For Immediate Release: August 3, 2009
NW: Questions about grilled fruits, cancer survivor diet, muffin mixes
Week of August 3, 2009
Contact: Mya Nelson, (202) 328-7744
Karen Collins, MS, RD, CDN
American Institute for Cancer Research
Q: I’ve read that grilled fruits are a healthy option, but how do you grill them?
A: Grilled fruits provide a delicious way to eat more fiber, nutrients and cancer-protective compounds, and you don’t have to worry about the potentially cancer-causing compounds that form when meat is grilled. You might start by experimenting with firmer fruits like apples, pears and pineapple. Softer fruits like peaches, plums and mangoes need to be watched more carefully so they don’t get mushy. Try to grill fruit about a day before it is completely ripe, which is when it holds its texture best. Cut the fruit up just before you put it on the grill: split bananas lengthwise; cut apples, pears and peaches in half, removing the core or pit; slice pineapple about a half-inch thick. Leave fruit skin on to help hold the fruit together. Brush the fruit or grill with a bit of oil so it won’t stick and grill over medium or medium-low heat. Some recipes call for soaking the fruit in water before grilling to keep the fruit juicy but that means losing water-soluble vitamins and minerals. Instead, try to simply watch the cooking and don’t let the fruit get overdone. You can brush on a glaze of brown sugar and water, but the fruit is also delicious with just a sprinkle of cinnamon or simply enjoy on its own. Most fruit will be ready in 8 to 10 minutes, sometimes 15 is needed.
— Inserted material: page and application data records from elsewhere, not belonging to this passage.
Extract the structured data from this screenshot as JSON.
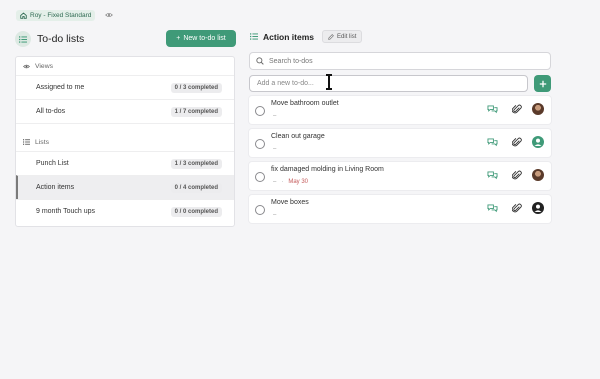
{
  "header": {
    "project": "Roy - Fixed Standard"
  },
  "left": {
    "title": "To-do lists",
    "new_button": "New to-do list",
    "views_label": "Views",
    "views": [
      {
        "label": "Assigned to me",
        "count": "0 / 3 completed"
      },
      {
        "label": "All to-dos",
        "count": "1 / 7 completed"
      }
    ],
    "lists_label": "Lists",
    "lists": [
      {
        "label": "Punch List",
        "count": "1 / 3 completed"
      },
      {
        "label": "Action items",
        "count": "0 / 4 completed",
        "active": true
      },
      {
        "label": "9 month Touch ups",
        "count": "0 / 0 completed"
      }
    ]
  },
  "right": {
    "title": "Action items",
    "edit_button": "Edit list",
    "search_placeholder": "Search to-dos",
    "add_placeholder": "Add a new to-do...",
    "todos": [
      {
        "title": "Move bathroom outlet",
        "meta": "–",
        "due": "",
        "avatar": "photo"
      },
      {
        "title": "Clean out garage",
        "meta": "–",
        "due": "",
        "avatar": "default-teal"
      },
      {
        "title": "fix damaged molding in Living Room",
        "meta": "–",
        "due": "May 30",
        "avatar": "photo"
      },
      {
        "title": "Move boxes",
        "meta": "–",
        "due": "",
        "avatar": "default-dark"
      }
    ]
  },
  "colors": {
    "accent": "#3f9a78",
    "due": "#c45a5a"
  }
}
Q: Why would a cancer survivor be told to follow a heart-healthy diet?
A: There are several reasons why cancer survivors can be at increased risk for heart disease: certain types of chemotherapy, hormonal therapies, medications and radiation therapy sometimes include damage to the heart as side effects. Some of the same metabolic and lifestyle risk factors that may promote cancer development can also promote heart disease, such as excess body fat, insulin resistance, smoking, a sedentary lifestyle, and a diet high in alcohol and red meat. Fortunately, recommendations to reduce risk of cancer and cancer recurrence fit well with a strategy to promote heart health. Choose a plant-based diet that focuses on vegetables, fruits, whole grains and beans; limit meat; reach and maintain a healthy weight through portion control, limiting calorie-dense foods low in nutrients (like French fries and sweets) and controlling portions of healthy fats (like olive oil and nuts); and be physically active in some way every day (unless your physician has told you not to).
Q: How can I adapt muffin mixes to make them more nutritious?
A: Some muffin mixes only need you to add water. For these, the only adjustment you can make is to add extra fruit (raisins, frozen berries or peaches, fresh chopped pear or apple), grated carrots, chopped nuts or other nutrient-rich food. This is easy, since many of these don’t require any prep work. Other muffin mixes may call for you to add milk and oil. Here, you can minimize saturated fat and avoid further trans fat by using fat-free milk and a healthy oil like canola oil. You could also replace some or all of the oil with unsweetened applesauce. However, by using a mix, you miss the opportunity for other steps that can make a muffin more nutritious, like making some or all of the flour whole wheat, keeping added sugar moderate and limiting salt. In some recipe test comparisons it took five minutes more to make muffins from scratch instead of a mix. Of course, no matter how you start the muffins, you also make them healthier by cooking them in traditional size muffin pans instead of the giant muffin tins that produce muffins the size of small cakes, which makes even nutrient-rich muffins high-calorie.